Each entry is to be retyped exactly as it appears, and each image is to be dropped.

####################

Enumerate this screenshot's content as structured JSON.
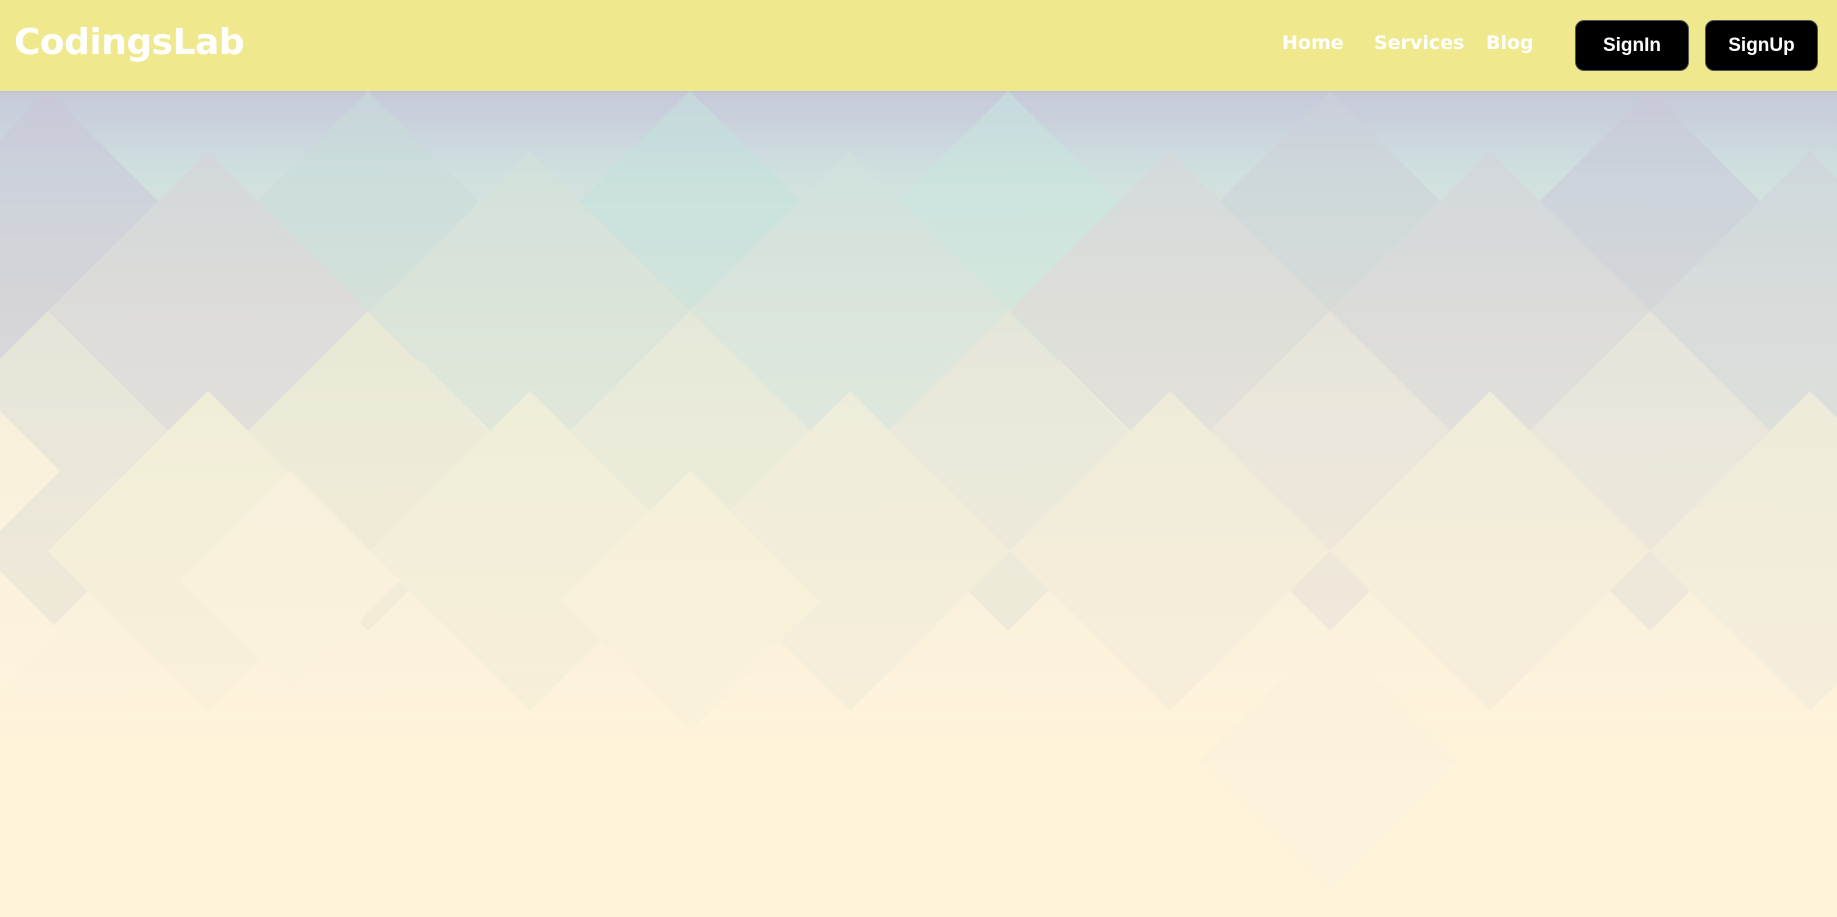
{
  "brand": {
    "name": "CodingsLab"
  },
  "nav": {
    "links": [
      {
        "label": "Home"
      },
      {
        "label": "Services"
      },
      {
        "label": "Blog"
      }
    ]
  },
  "auth": {
    "signin_label": "SignIn",
    "signup_label": "SignUp"
  },
  "colors": {
    "navbar": "#f0e88c",
    "nav_text": "#ffffff",
    "button_bg": "#000000",
    "button_text": "#ffffff",
    "page_bg": "#fff3da"
  }
}
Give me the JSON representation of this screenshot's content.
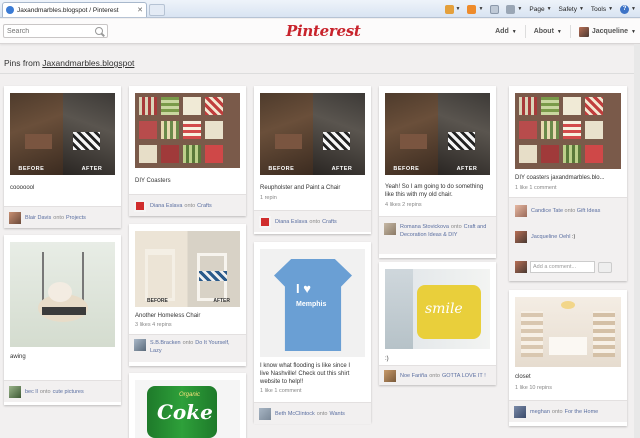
{
  "browser": {
    "tab_title": "Jaxandmarbles.blogspot / Pinterest",
    "toolbar": {
      "page_label": "Page",
      "safety_label": "Safety",
      "tools_label": "Tools"
    }
  },
  "header": {
    "logo": "Pinterest",
    "search_placeholder": "Search",
    "nav": {
      "add": "Add",
      "about": "About",
      "user": "Jacqueline"
    }
  },
  "page": {
    "title_prefix": "Pins from ",
    "board": "Jaxandmarbles.blogspot"
  },
  "pins": [
    {
      "desc": "cooooool",
      "user": "Blair Davis",
      "onto": "onto",
      "board": "Projects"
    },
    {
      "desc": "awing",
      "user": "bec ll",
      "onto": "onto",
      "board": "cute pictures"
    },
    {
      "desc": "DIY Coasters",
      "user": "Diana Eslava",
      "onto": "onto",
      "board": "Crafts"
    },
    {
      "desc": "Another Homeless Chair",
      "stats": "3 likes   4 repins",
      "user": "S.B.Bracken",
      "onto": "onto",
      "board": "Do It Yourself, Lazy"
    },
    {
      "desc": "Reupholster and Paint a Chair",
      "stats": "1 repin",
      "user": "Diana Eslava",
      "onto": "onto",
      "board": "Crafts"
    },
    {
      "desc": "I know what flooding is like since I live Nashville! Check out this shirt website to help!!",
      "stats": "1 like   1 comment",
      "user": "Beth McClintock",
      "onto": "onto",
      "board": "Wants"
    },
    {
      "desc": "Yeah! So I am going to do something like this with my old chair.",
      "stats": "4 likes   2 repins",
      "user": "Romana Stovickova",
      "onto": "onto",
      "board": "Craft and Decoration Ideas & DIY"
    },
    {
      "desc": ":)",
      "user": "Noe Fariña",
      "onto": "onto",
      "board": "GOTTA LOVE IT !"
    },
    {
      "desc": "DIY coasters jaxandmarbles.blo...",
      "stats": "1 like   1 comment",
      "user": "Candice Tate",
      "onto": "onto",
      "board": "Gift Ideas",
      "comment_user": "Jacqueline Oehl",
      "comment_text": ":)",
      "add_comment": "Add a comment..."
    },
    {
      "desc": "closet",
      "stats": "1 like   10 repins",
      "user": "meghan",
      "onto": "onto",
      "board": "For the Home"
    }
  ],
  "images": {
    "before": "BEFORE",
    "after": "AFTER",
    "shirt_top": "I ♥",
    "shirt_mid": "Memphis",
    "coke_brand": "Coke",
    "coke_sub": "Organic",
    "pillow": "smile"
  }
}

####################

=== Answer ===
Enumerate this screenshot's content as structured JSON.
{
  "brand": {
    "name": "CodingsLab"
  },
  "nav": {
    "links": [
      {
        "label": "Home"
      },
      {
        "label": "Services"
      },
      {
        "label": "Blog"
      }
    ]
  },
  "auth": {
    "signin_label": "SignIn",
    "signup_label": "SignUp"
  },
  "colors": {
    "navbar": "#f0e88c",
    "nav_text": "#ffffff",
    "button_bg": "#000000",
    "button_text": "#ffffff",
    "page_bg": "#fff3da"
  }
}
Give me the JSON representation of this screenshot's content.
{
  "browser": {
    "tab_title": "Jaxandmarbles.blogspot / Pinterest",
    "toolbar": {
      "page_label": "Page",
      "safety_label": "Safety",
      "tools_label": "Tools"
    }
  },
  "header": {
    "logo": "Pinterest",
    "search_placeholder": "Search",
    "nav": {
      "add": "Add",
      "about": "About",
      "user": "Jacqueline"
    }
  },
  "page": {
    "title_prefix": "Pins from ",
    "board": "Jaxandmarbles.blogspot"
  },
  "pins": [
    {
      "desc": "cooooool",
      "user": "Blair Davis",
      "onto": "onto",
      "board": "Projects"
    },
    {
      "desc": "awing",
      "user": "bec ll",
      "onto": "onto",
      "board": "cute pictures"
    },
    {
      "desc": "DIY Coasters",
      "user": "Diana Eslava",
      "onto": "onto",
      "board": "Crafts"
    },
    {
      "desc": "Another Homeless Chair",
      "stats": "3 likes   4 repins",
      "user": "S.B.Bracken",
      "onto": "onto",
      "board": "Do It Yourself, Lazy"
    },
    {
      "desc": "Reupholster and Paint a Chair",
      "stats": "1 repin",
      "user": "Diana Eslava",
      "onto": "onto",
      "board": "Crafts"
    },
    {
      "desc": "I know what flooding is like since I live Nashville! Check out this shirt website to help!!",
      "stats": "1 like   1 comment",
      "user": "Beth McClintock",
      "onto": "onto",
      "board": "Wants"
    },
    {
      "desc": "Yeah! So I am going to do something like this with my old chair.",
      "stats": "4 likes   2 repins",
      "user": "Romana Stovickova",
      "onto": "onto",
      "board": "Craft and Decoration Ideas & DIY"
    },
    {
      "desc": ":)",
      "user": "Noe Fariña",
      "onto": "onto",
      "board": "GOTTA LOVE IT !"
    },
    {
      "desc": "DIY coasters jaxandmarbles.blo...",
      "stats": "1 like   1 comment",
      "user": "Candice Tate",
      "onto": "onto",
      "board": "Gift Ideas",
      "comment_user": "Jacqueline Oehl",
      "comment_text": ":)",
      "add_comment": "Add a comment..."
    },
    {
      "desc": "closet",
      "stats": "1 like   10 repins",
      "user": "meghan",
      "onto": "onto",
      "board": "For the Home"
    }
  ],
  "images": {
    "before": "BEFORE",
    "after": "AFTER",
    "shirt_top": "I ♥",
    "shirt_mid": "Memphis",
    "coke_brand": "Coke",
    "coke_sub": "Organic",
    "pillow": "smile"
  }
}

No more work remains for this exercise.